Correspondence between the boroughs and Green London Assembly Member Jenny Jones reveal a widespread reluctance to remove the lights amidst concerns about cost and safety
Both Lib Dem run Kingston Council and Conservative run Havering rejected all of TfL's suggestions, whilst Tory run Bexley said they had "no immediate plans" to remove the lights.
Tory run Richmond also said that it was "unlikely" that they would remove any of the proposed lights.
Meanwhile Kensington and Chelsea said that the discussion was "premature" whilst Harrow council pointed out that two of the suggested crossings were only installed two years ago.
They also point out that the latter two form part of the London Cycle network, a scheme that the mayor is presumably signed up to:
Jenny Jones AM said today:
"I am glad that local authorities are rejecting some of the Mayor’s suggestions and taking the time to consult local people and the vulnerable about others. It seems ridiculous to be taking out crossings which have only been put in two years ago. A more sensible and cost effective approach would be to have a systematic review of whether traffic signals are worthwhile, when they are actually due up for renewal. There seems to have been a lack of clear communication between Transport for London and the boroughs.”
TfL estimate that removing the 145 crossings would cost around £1 million although this figure is disputed by some.
Labour London Assembly Member Val Shawcross said of the plans today:
"Not only have these plans given rise to serious safety concerns but, at a time of huge government cuts, wasting such a large sum of public money on a potentially dangerous scheme that it seems no one wants strikes me as madness."
The principle of removing traffic lights did get support from one council however.
Motorist-loving Barnet said that they "generally support" the scheme but added that the suggested sites had already been considered by the council.

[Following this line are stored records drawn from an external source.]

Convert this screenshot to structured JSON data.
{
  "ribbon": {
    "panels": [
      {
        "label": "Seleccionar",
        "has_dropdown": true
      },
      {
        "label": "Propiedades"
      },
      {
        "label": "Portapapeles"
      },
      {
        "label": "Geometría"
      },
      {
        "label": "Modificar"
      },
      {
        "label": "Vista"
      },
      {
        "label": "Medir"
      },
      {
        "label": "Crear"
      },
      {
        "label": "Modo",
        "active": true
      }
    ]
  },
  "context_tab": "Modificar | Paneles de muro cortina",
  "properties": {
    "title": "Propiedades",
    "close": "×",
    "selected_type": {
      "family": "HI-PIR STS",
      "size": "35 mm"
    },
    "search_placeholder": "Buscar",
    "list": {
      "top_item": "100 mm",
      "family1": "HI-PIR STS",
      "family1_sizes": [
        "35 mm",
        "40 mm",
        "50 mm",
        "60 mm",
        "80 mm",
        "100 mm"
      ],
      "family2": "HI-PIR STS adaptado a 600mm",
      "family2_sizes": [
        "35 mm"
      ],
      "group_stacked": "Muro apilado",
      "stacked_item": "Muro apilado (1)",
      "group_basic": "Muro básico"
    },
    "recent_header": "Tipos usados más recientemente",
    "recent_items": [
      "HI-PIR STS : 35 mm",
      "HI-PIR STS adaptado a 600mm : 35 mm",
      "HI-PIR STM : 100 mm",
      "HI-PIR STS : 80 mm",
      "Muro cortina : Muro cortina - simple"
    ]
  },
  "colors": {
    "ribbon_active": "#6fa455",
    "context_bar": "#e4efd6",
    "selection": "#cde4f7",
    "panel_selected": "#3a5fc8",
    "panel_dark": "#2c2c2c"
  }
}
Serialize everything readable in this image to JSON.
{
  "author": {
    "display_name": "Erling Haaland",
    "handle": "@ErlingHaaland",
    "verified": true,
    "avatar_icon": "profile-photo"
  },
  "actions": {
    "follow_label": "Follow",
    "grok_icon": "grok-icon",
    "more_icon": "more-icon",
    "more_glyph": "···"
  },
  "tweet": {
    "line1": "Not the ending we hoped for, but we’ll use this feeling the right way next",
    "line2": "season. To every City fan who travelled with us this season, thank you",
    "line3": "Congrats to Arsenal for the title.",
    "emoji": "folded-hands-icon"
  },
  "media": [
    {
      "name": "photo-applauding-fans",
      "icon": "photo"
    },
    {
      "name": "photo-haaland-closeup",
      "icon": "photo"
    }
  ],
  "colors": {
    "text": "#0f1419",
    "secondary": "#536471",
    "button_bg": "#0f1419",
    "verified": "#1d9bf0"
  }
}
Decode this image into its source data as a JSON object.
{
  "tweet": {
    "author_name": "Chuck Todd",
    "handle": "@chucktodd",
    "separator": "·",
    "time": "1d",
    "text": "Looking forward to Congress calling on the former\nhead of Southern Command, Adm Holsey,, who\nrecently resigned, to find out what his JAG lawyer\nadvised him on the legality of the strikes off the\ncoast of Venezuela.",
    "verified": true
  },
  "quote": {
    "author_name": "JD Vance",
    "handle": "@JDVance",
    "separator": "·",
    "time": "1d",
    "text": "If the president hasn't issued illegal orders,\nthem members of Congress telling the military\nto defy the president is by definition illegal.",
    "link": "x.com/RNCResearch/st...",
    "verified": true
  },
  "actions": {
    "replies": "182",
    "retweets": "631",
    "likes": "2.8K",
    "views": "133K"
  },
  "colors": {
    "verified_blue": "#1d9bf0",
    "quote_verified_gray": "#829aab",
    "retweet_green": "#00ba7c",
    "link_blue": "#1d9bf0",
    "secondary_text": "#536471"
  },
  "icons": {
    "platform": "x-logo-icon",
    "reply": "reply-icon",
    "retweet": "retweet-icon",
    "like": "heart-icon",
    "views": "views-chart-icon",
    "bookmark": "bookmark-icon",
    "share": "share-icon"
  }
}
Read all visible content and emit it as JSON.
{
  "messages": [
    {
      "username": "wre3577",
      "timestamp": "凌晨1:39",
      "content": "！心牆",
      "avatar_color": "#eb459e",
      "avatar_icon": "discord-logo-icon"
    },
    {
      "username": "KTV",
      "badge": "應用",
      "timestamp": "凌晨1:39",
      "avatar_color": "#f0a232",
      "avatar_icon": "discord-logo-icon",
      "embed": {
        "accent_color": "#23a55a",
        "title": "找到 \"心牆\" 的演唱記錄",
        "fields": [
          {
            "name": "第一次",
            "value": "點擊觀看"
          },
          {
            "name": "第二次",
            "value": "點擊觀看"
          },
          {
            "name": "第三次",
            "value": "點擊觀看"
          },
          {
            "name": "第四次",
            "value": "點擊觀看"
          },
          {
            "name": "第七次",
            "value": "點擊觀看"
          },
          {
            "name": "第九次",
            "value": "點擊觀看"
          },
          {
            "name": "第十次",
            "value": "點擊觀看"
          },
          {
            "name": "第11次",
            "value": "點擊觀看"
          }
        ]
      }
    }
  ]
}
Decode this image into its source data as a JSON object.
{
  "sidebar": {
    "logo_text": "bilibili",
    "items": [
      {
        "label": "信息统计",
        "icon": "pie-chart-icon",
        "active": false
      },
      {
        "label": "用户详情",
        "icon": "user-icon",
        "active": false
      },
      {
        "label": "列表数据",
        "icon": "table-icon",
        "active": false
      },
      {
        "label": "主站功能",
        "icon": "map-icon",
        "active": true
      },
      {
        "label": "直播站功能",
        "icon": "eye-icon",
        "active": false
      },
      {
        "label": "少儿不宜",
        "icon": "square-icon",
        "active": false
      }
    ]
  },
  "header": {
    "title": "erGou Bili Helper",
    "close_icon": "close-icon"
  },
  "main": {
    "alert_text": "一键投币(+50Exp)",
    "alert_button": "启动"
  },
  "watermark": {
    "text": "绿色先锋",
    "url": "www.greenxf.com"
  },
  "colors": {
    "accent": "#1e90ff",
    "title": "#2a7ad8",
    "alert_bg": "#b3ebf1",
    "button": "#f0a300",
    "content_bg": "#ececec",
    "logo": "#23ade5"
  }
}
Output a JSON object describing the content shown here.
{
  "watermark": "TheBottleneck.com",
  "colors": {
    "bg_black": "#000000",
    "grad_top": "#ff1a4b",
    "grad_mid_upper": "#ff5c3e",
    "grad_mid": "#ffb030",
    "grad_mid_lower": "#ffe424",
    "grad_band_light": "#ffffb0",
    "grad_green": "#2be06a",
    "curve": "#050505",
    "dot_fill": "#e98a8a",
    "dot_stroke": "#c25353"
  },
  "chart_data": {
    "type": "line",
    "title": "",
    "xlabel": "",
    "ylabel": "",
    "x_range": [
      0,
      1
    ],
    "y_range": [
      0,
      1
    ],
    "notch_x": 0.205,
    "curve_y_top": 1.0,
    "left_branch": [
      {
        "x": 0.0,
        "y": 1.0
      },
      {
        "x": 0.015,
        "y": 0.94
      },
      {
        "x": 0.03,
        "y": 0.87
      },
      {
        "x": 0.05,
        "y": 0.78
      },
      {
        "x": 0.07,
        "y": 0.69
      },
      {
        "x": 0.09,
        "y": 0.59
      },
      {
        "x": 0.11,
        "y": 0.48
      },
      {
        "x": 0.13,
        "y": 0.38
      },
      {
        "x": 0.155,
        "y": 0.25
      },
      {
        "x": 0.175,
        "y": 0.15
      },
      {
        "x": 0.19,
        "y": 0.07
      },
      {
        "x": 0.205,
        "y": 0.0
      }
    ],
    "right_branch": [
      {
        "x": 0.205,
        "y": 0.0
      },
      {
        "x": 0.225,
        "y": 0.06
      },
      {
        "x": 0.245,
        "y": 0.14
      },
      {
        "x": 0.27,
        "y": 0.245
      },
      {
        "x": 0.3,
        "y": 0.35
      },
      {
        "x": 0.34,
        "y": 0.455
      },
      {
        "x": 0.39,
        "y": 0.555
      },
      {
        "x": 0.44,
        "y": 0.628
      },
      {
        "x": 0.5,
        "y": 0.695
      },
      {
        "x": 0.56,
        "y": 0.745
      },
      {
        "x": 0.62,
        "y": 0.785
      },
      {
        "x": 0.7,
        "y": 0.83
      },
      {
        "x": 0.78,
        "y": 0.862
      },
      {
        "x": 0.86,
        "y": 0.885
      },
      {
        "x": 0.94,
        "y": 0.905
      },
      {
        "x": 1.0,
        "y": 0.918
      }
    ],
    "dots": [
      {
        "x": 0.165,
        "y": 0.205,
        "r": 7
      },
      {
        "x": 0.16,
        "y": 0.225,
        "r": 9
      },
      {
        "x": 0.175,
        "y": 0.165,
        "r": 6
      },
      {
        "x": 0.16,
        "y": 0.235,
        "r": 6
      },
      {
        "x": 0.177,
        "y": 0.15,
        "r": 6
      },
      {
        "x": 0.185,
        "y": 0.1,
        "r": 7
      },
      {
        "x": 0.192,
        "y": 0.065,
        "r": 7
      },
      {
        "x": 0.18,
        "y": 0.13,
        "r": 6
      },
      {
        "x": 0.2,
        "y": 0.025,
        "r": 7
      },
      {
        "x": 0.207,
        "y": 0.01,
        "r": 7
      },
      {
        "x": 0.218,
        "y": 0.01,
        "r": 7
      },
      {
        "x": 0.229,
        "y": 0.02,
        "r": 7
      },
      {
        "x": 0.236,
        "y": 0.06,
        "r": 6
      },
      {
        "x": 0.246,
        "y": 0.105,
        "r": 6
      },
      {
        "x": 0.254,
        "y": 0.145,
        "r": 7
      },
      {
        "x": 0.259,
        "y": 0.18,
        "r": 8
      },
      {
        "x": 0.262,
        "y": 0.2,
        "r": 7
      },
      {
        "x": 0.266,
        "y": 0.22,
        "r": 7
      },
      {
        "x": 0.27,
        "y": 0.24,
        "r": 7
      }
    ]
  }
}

They expressed regret that TfLs propoals were released before they were able to "correct this mistake."